Although you will need time during the last tutorials next week to complete your submission, we will use some of the time to complete the course evaluation (about 10:00) and have a brief discussion about you experience of the course. This formal and informal feedback is really helpful and we appreciate your comments. Please feel free to provide additional comments to Mark and Tracey by email, or to your class rep.
Mark McGuire: email@example.com
Tracey Gardner: firstname.lastname@example.org
Many artists are using their art to draw attention to climate change. David Buckland’s ice texts document, and comment on, melting polar ice. Brazilian artist, Nele Azevedo’s installations of men sculped from ice sit thoughtfully as they melt in the hot sun. In Los Angeles, dozens of large globes have been painted and decorated by artists and school children to produce Cool Globes, a large public art exhibit about global warming. Eve Mosher’s High Waterline Project shows New York City residents how rising ocean levels would change their city. This video shows how the work allows her to engage with people as she makes her mark. In this beautiful video, Freida, a Greenpeace campaigner, tells the story of the reduction in Arctic ice from a personal perspective. Franke James uses her blog to provide an ongoing account of how she has changed her lifestyle in an effort to do her part to reduce CO2 emissions. The designers of the 100 Months Website have taken a more objective, scientific approach, by presenting the science behind Global Warming and alerting visitors to the little time that remains to address the problem. Street events, like this one outside a Wellington branch of the ANZ bank protesting unsustainable logging in South East Asia, can be a creative and effective way to highlight a specific issue. Greenpeace’s recent act of civil disobedience to draw attention to “Fonterra’s Climate Crime” attracted plenty of news coverage as well as some criticism. Some organizations, such as Act for Climate Change, and Beyond Talk, advocate direct action as a necessary way to work for real change. The activities that they promote contrast sharply with safer, uncontraversial strategies, such as the Portland project to arrange kayaks to form a floating number 350 on 24 October.

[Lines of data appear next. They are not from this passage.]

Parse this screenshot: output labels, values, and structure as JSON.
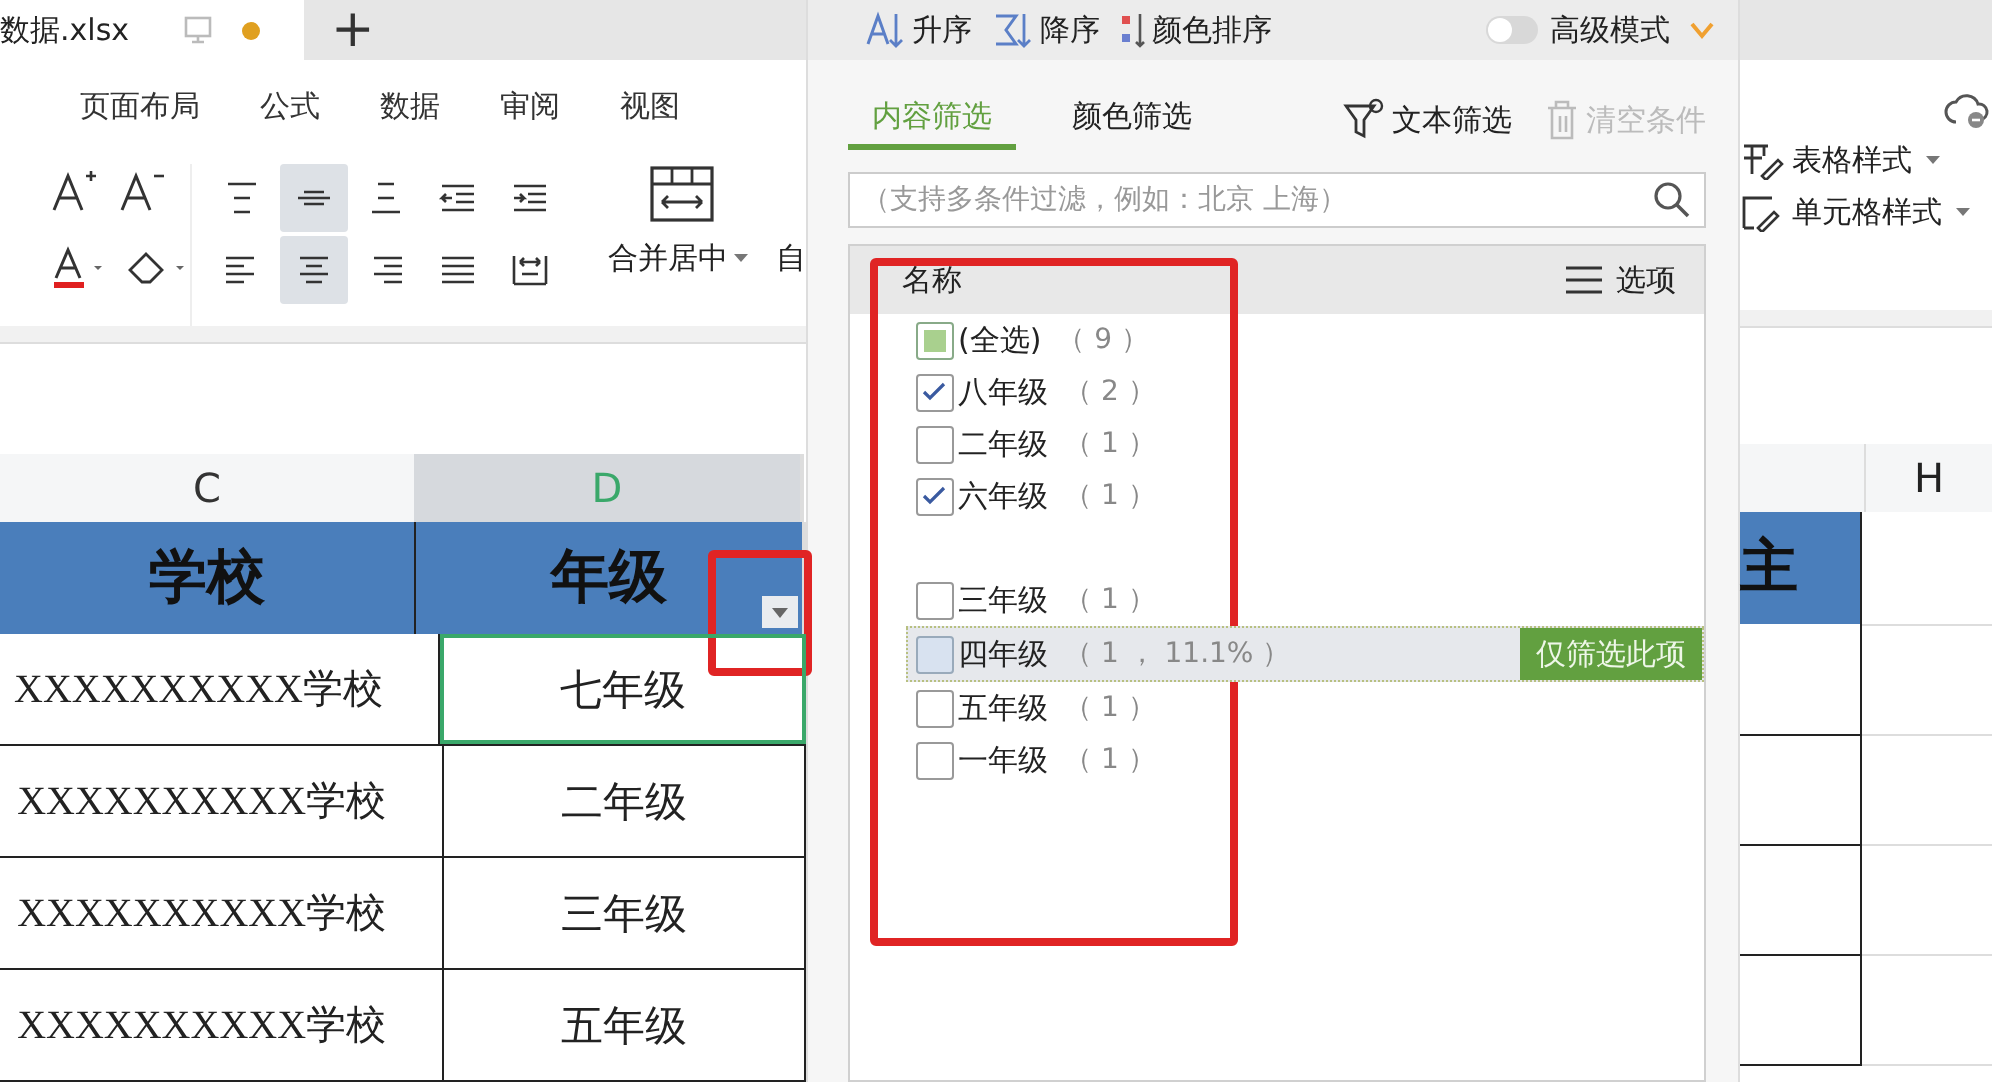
{
  "tabs": [
    {
      "label": "数据.xlsx",
      "selected": true,
      "modified": true
    }
  ],
  "new_tab": "+",
  "menu": [
    "页面布局",
    "公式",
    "数据",
    "审阅",
    "视图"
  ],
  "ribbon": {
    "align_buttons": [
      {
        "kind": "top",
        "selected": false
      },
      {
        "kind": "middle",
        "selected": true
      },
      {
        "kind": "bottom",
        "selected": false
      },
      {
        "kind": "outdent",
        "selected": false
      },
      {
        "kind": "indent",
        "selected": false
      },
      {
        "kind": "left",
        "selected": false
      },
      {
        "kind": "center",
        "selected": true
      },
      {
        "kind": "right",
        "selected": false
      },
      {
        "kind": "justify",
        "selected": false
      },
      {
        "kind": "distribute",
        "selected": false
      }
    ],
    "merge_label": "合并居中",
    "wrap_label": "自",
    "table_style": "表格样式",
    "cell_style": "单元格样式"
  },
  "sort_bar": {
    "ascending": "升序",
    "descending": "降序",
    "color_sort": "颜色排序",
    "advanced": {
      "label": "高级模式",
      "on": false
    }
  },
  "filter_tabs": [
    {
      "label": "内容筛选",
      "selected": true
    },
    {
      "label": "颜色筛选",
      "selected": false
    }
  ],
  "text_filter": "文本筛选",
  "clear": {
    "label": "清空条件",
    "disabled": true
  },
  "search": {
    "placeholder": "（支持多条件过滤，例如：北京 上海）"
  },
  "list": {
    "header": "名称",
    "options": "选项",
    "items": [
      {
        "label": "(全选)",
        "count": "（ 9 ）",
        "checked": false,
        "partial": true,
        "highlighted": false
      },
      {
        "label": "八年级",
        "count": "（ 2 ）",
        "checked": true,
        "partial": false,
        "highlighted": false
      },
      {
        "label": "二年级",
        "count": "（ 1 ）",
        "checked": false,
        "partial": false,
        "highlighted": false
      },
      {
        "label": "六年级",
        "count": "（ 1 ）",
        "checked": true,
        "partial": false,
        "highlighted": false
      },
      {
        "label": "三年级",
        "count": "（ 1 ）",
        "checked": false,
        "partial": false,
        "highlighted": false
      },
      {
        "label": "四年级",
        "count": "（ 1 ， 11.1% ）",
        "checked": false,
        "partial": false,
        "highlighted": true,
        "action": "仅筛选此项"
      },
      {
        "label": "五年级",
        "count": "（ 1 ）",
        "checked": false,
        "partial": false,
        "highlighted": false
      },
      {
        "label": "一年级",
        "count": "（ 1 ）",
        "checked": false,
        "partial": false,
        "highlighted": false
      }
    ]
  },
  "sheet": {
    "columns": [
      {
        "label": "C",
        "selected": false
      },
      {
        "label": "D",
        "selected": true
      }
    ],
    "header": [
      "学校",
      "年级"
    ],
    "rows": [
      [
        "XXXXXXXXXX学校",
        "七年级"
      ],
      [
        "XXXXXXXXXX学校",
        "二年级"
      ],
      [
        "XXXXXXXXXX学校",
        "三年级"
      ],
      [
        "XXXXXXXXXX学校",
        "五年级"
      ]
    ],
    "right_column": "H",
    "right_header": "主"
  }
}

The group that is organizing the Summer Spring Food Festival at the Farmers Market on 24 October (and other 350.org events) will be meeting on Tuesday 13 October at 5.30pm at the Centre for Science Communication, 303a Great King Street.

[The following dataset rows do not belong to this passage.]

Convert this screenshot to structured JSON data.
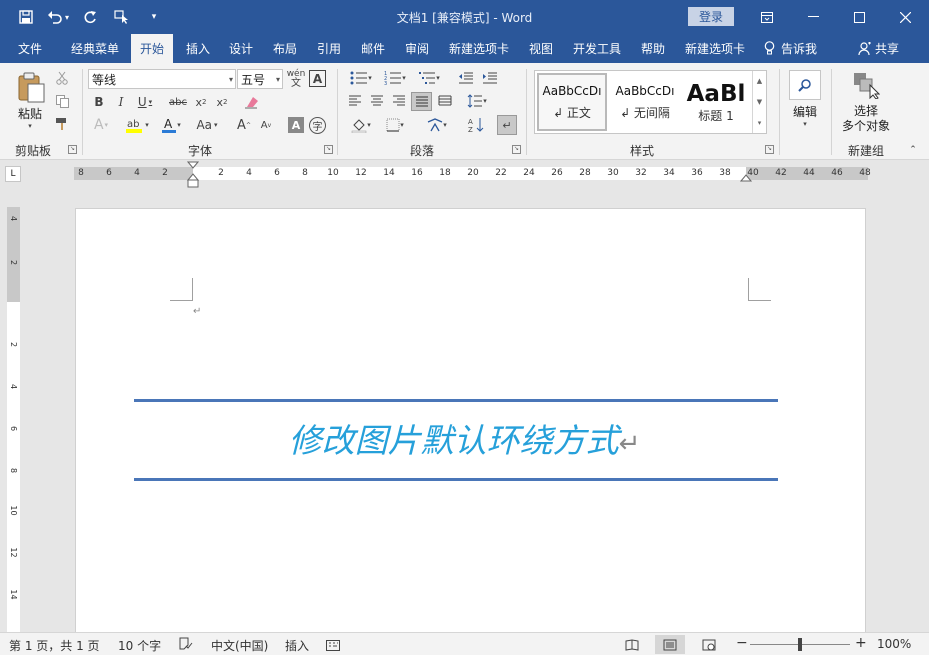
{
  "titlebar": {
    "title": "文档1 [兼容模式]  -  Word",
    "login": "登录",
    "qat": {
      "save_icon": "save-icon",
      "undo_icon": "undo-icon",
      "redo_icon": "redo-icon",
      "touch_icon": "touch-mode-icon",
      "customize_icon": "customize-icon"
    }
  },
  "tabs": [
    "文件",
    "经典菜单",
    "开始",
    "插入",
    "设计",
    "布局",
    "引用",
    "邮件",
    "审阅",
    "新建选项卡",
    "视图",
    "开发工具",
    "帮助",
    "新建选项卡"
  ],
  "active_tab": "开始",
  "tell_me": "告诉我",
  "share": "共享",
  "ribbon": {
    "clipboard": {
      "label": "剪贴板",
      "paste": "粘贴"
    },
    "font": {
      "label": "字体",
      "font_name": "等线",
      "font_size": "五号"
    },
    "paragraph": {
      "label": "段落"
    },
    "styles": {
      "label": "样式",
      "items": [
        {
          "sample": "AaBbCcDı",
          "name": "↲ 正文"
        },
        {
          "sample": "AaBbCcDı",
          "name": "↲ 无间隔"
        },
        {
          "sample": "AaBl",
          "name": "标题 1"
        }
      ]
    },
    "editing": {
      "label": "编辑"
    },
    "select_objects": {
      "label": "选择\n多个对象",
      "line1": "选择",
      "line2": "多个对象"
    },
    "new_group": {
      "label": "新建组"
    }
  },
  "ruler": {
    "h_numbers": [
      "8",
      "6",
      "4",
      "2",
      "2",
      "4",
      "6",
      "8",
      "10",
      "12",
      "14",
      "16",
      "18",
      "20",
      "22",
      "24",
      "26",
      "28",
      "30",
      "32",
      "34",
      "36",
      "38",
      "40",
      "42",
      "44",
      "46",
      "48"
    ],
    "v_numbers": [
      "4",
      "2",
      "2",
      "4",
      "6",
      "8",
      "10",
      "12",
      "14"
    ]
  },
  "document": {
    "heading": "修改图片默认环绕方式",
    "para_mark": "↵"
  },
  "status": {
    "page": "第 1 页，共 1 页",
    "words": "10 个字",
    "language": "中文(中国)",
    "mode": "插入",
    "zoom": "100%"
  }
}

Jeanette Fitzsimmons will give a talk, “Is emissions trading really the answer?”, at 1PM on Friday 9th October in the Archway 1 Lecture Theatre. She will discuss the Green Party Climate Change Response (Moderated Emissions Trading) Amendment Bill. You can read their Submission Guide for the Bill here.
There will be a FREE screening of the film, “Age of Stupid” at 7:00PM on Wednesday 14th October in the College of Education Auditorium, Union St East (see this flyer). This is an independent screening by the New Zealand Youth Delegation, a group of passionate young people who are going to Copenhagen in December to represent the youths views on climate change.

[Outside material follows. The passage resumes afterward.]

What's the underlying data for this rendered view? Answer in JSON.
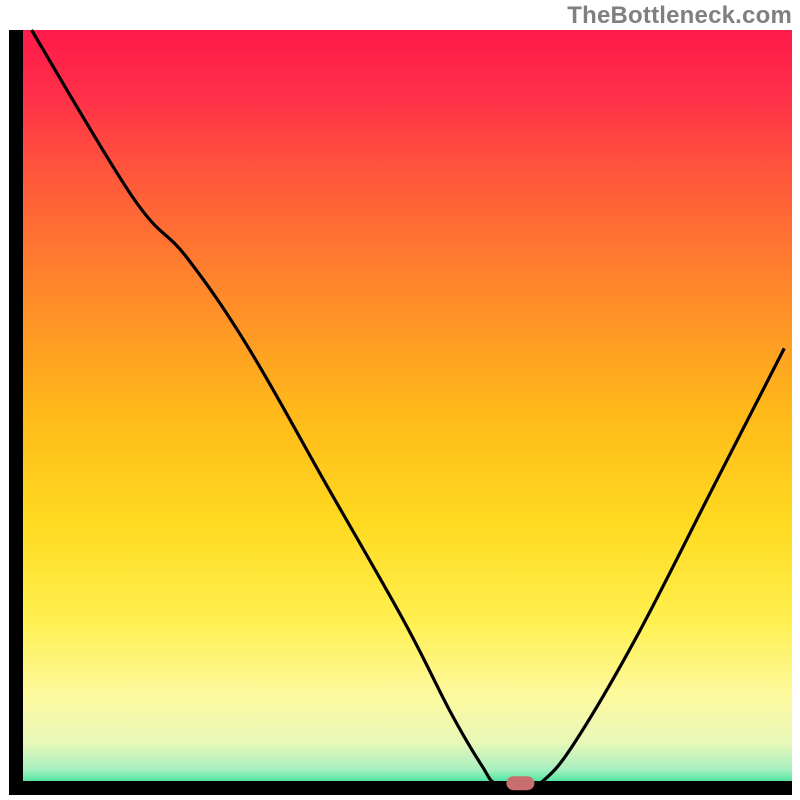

Two examples of ads that use animals to highlight the dangers of climate change illustrate very different approaches. This 30 second animation is in a cartoon style while this one-minute commercial uses a more realistic style and delivers a bleaker message. The Blue Man Group incorporates this multimedia piece into their live performances. Improv Everywhere is known for their public events that involve large numbers of volunteers, like an the freeze that was staged at Grand Central Station in New York. They don’t plan these events to communicate a message or to suppoet a cause, but we can learn from their techniques. The Yes Men design their pranks to expose and embarrass coporate leaders and unethical corporate practices. Their projects include imitation websites, such as this one for Halliburton, and fake products, such as the survivaball, and related promotions. A recent project involved the design and distribution of a fake edition of the New York Post, which they used to communicate factual information about the possible effects of Climate Change on New York. The Yes Men have also launched the Fix the World Challenge, which invites anyone to come up with an action using their tactics and upload a video of the result. Mark Jenkins, who is known for his street art installations, teamed up with Greenpeace to produce a series of works to draw attention to homelessness among polar bears.